Dataset rows for apps and sites:
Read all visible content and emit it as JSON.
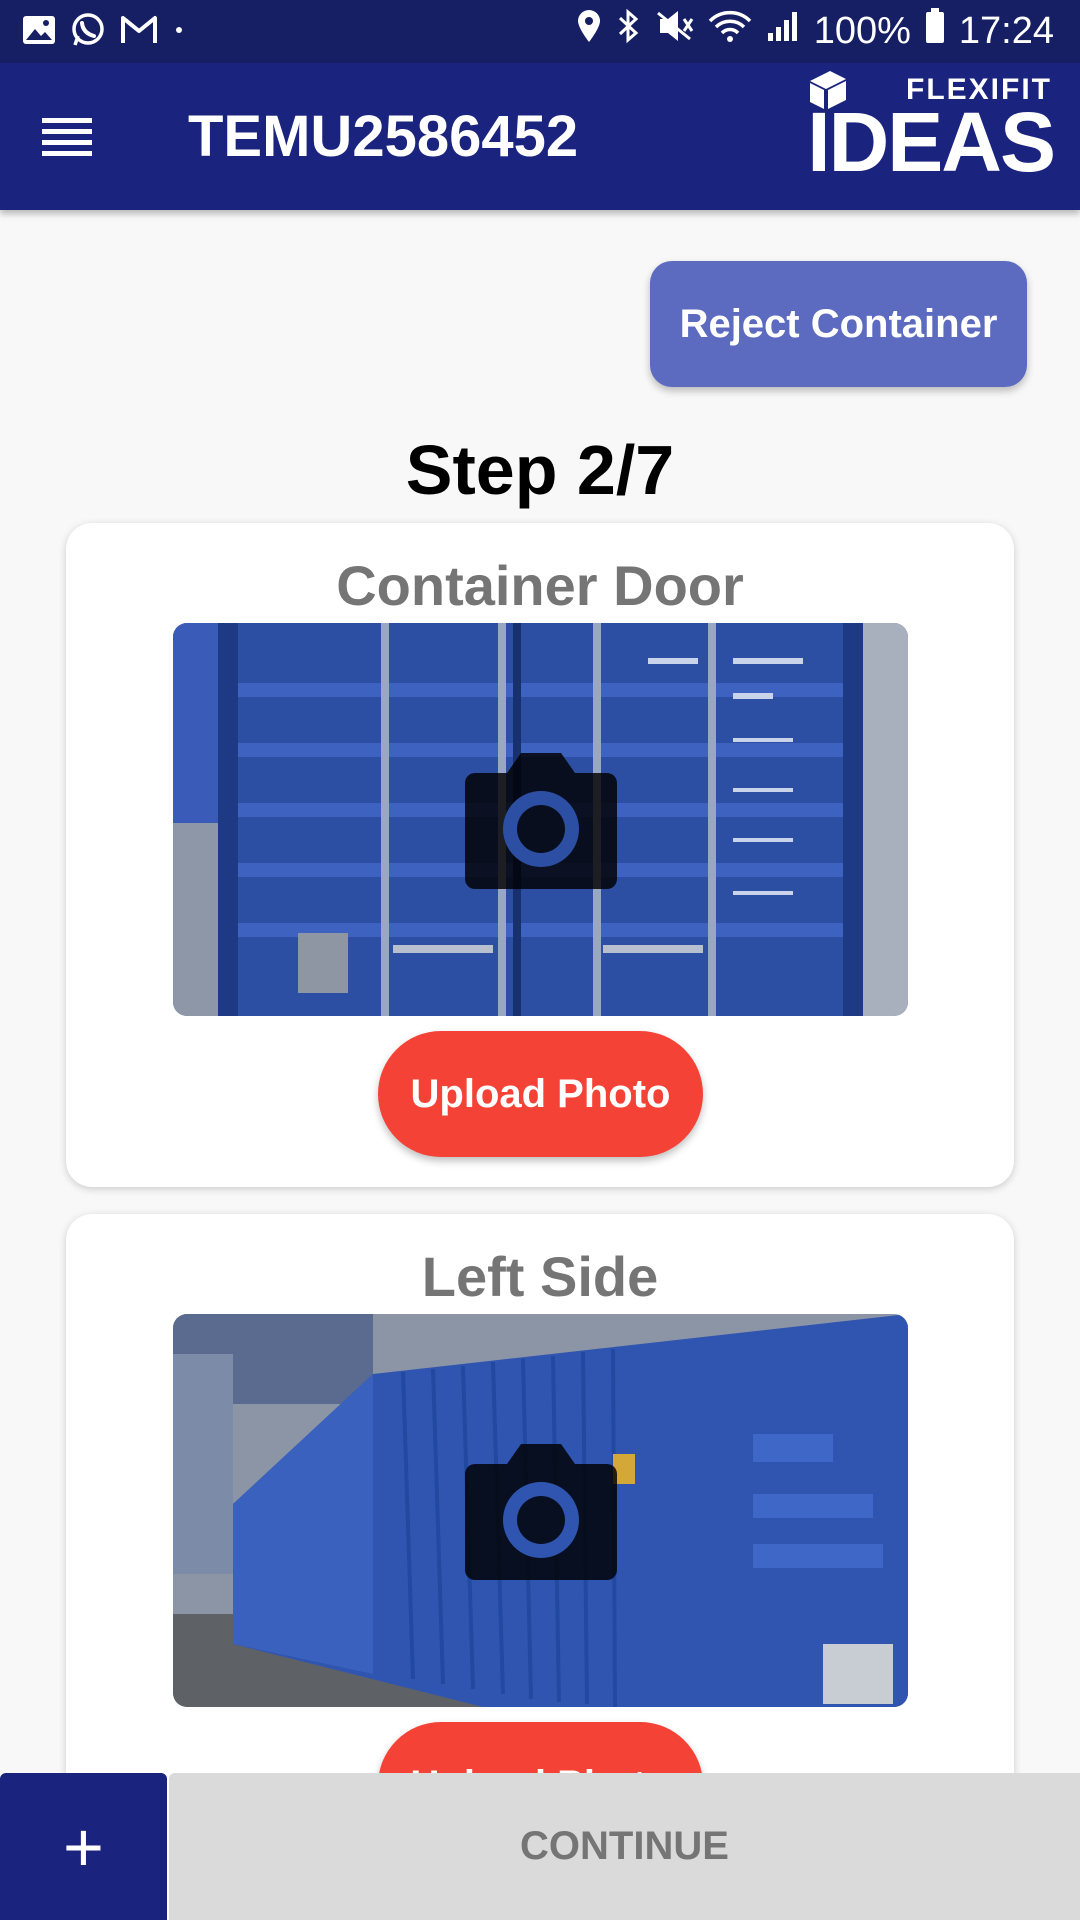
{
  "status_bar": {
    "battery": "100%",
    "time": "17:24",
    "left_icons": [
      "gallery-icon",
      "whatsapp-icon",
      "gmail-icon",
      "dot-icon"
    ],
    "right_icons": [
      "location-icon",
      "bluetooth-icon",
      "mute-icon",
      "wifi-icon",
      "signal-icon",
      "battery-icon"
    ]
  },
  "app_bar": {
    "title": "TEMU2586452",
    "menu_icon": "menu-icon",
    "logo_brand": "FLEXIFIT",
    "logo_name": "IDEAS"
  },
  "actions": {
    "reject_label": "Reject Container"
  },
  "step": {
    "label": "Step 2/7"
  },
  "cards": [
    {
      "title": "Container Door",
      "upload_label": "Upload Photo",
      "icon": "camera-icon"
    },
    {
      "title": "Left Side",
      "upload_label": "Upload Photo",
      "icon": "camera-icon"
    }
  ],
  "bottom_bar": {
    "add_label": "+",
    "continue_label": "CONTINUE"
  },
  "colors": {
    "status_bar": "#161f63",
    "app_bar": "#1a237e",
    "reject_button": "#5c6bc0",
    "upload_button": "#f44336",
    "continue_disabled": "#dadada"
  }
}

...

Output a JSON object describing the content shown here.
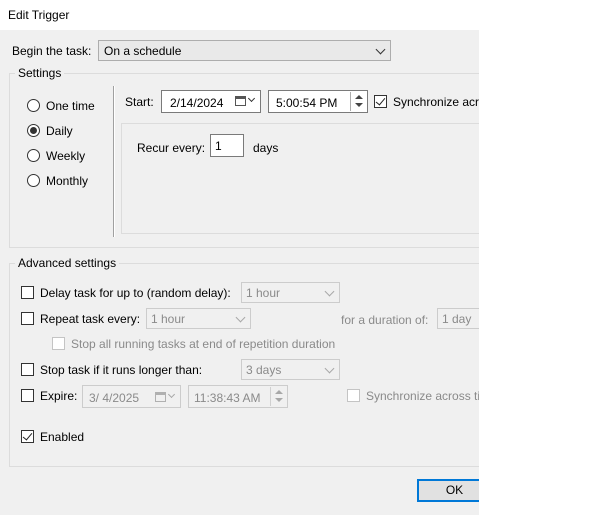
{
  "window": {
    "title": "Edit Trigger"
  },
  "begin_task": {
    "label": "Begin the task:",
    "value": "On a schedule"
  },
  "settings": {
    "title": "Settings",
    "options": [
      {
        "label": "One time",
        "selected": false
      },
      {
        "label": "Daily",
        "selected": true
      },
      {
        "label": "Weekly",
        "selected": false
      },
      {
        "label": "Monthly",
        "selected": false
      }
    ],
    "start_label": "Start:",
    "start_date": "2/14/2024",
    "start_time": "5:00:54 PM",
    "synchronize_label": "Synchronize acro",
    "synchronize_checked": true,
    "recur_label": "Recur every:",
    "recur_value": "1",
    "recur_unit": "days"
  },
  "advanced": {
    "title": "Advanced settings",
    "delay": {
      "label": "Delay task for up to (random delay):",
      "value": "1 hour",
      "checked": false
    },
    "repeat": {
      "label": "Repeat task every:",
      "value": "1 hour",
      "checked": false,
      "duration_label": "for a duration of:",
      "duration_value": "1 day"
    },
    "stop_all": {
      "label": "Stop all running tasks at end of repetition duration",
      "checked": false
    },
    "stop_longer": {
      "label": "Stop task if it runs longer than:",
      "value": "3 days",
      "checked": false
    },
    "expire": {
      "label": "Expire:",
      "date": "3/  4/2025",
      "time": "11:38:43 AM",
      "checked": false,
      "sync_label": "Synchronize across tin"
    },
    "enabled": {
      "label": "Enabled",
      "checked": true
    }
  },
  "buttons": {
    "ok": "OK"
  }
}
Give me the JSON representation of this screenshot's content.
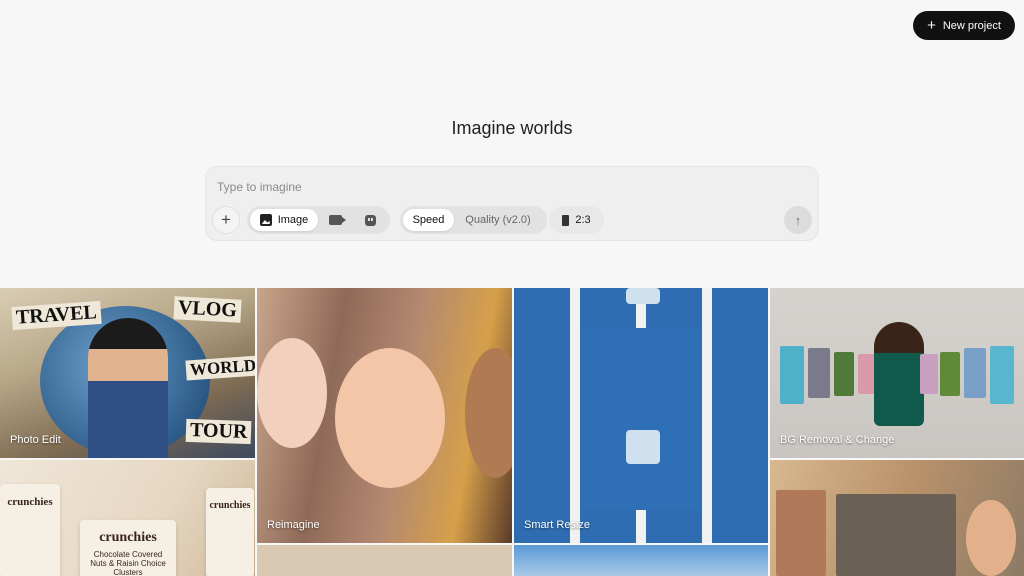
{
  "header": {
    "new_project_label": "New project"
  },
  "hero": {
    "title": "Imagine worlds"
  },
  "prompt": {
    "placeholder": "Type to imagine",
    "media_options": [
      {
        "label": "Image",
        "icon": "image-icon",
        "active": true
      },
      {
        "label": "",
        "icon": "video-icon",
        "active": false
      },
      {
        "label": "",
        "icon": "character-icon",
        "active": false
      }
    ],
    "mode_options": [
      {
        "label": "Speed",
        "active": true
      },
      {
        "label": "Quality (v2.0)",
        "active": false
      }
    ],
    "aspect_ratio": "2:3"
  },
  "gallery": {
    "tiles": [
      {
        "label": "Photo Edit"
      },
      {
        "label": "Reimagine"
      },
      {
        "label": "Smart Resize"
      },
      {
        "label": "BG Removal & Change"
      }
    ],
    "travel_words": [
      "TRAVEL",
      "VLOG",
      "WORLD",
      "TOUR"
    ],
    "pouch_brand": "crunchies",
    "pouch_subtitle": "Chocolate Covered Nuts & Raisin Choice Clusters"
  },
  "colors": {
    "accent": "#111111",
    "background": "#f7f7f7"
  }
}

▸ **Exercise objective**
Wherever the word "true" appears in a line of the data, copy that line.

▸ **Task solution**
        "selected": true
    "synchronize_checked": true,
      "checked": true
        "active": true
        "active": true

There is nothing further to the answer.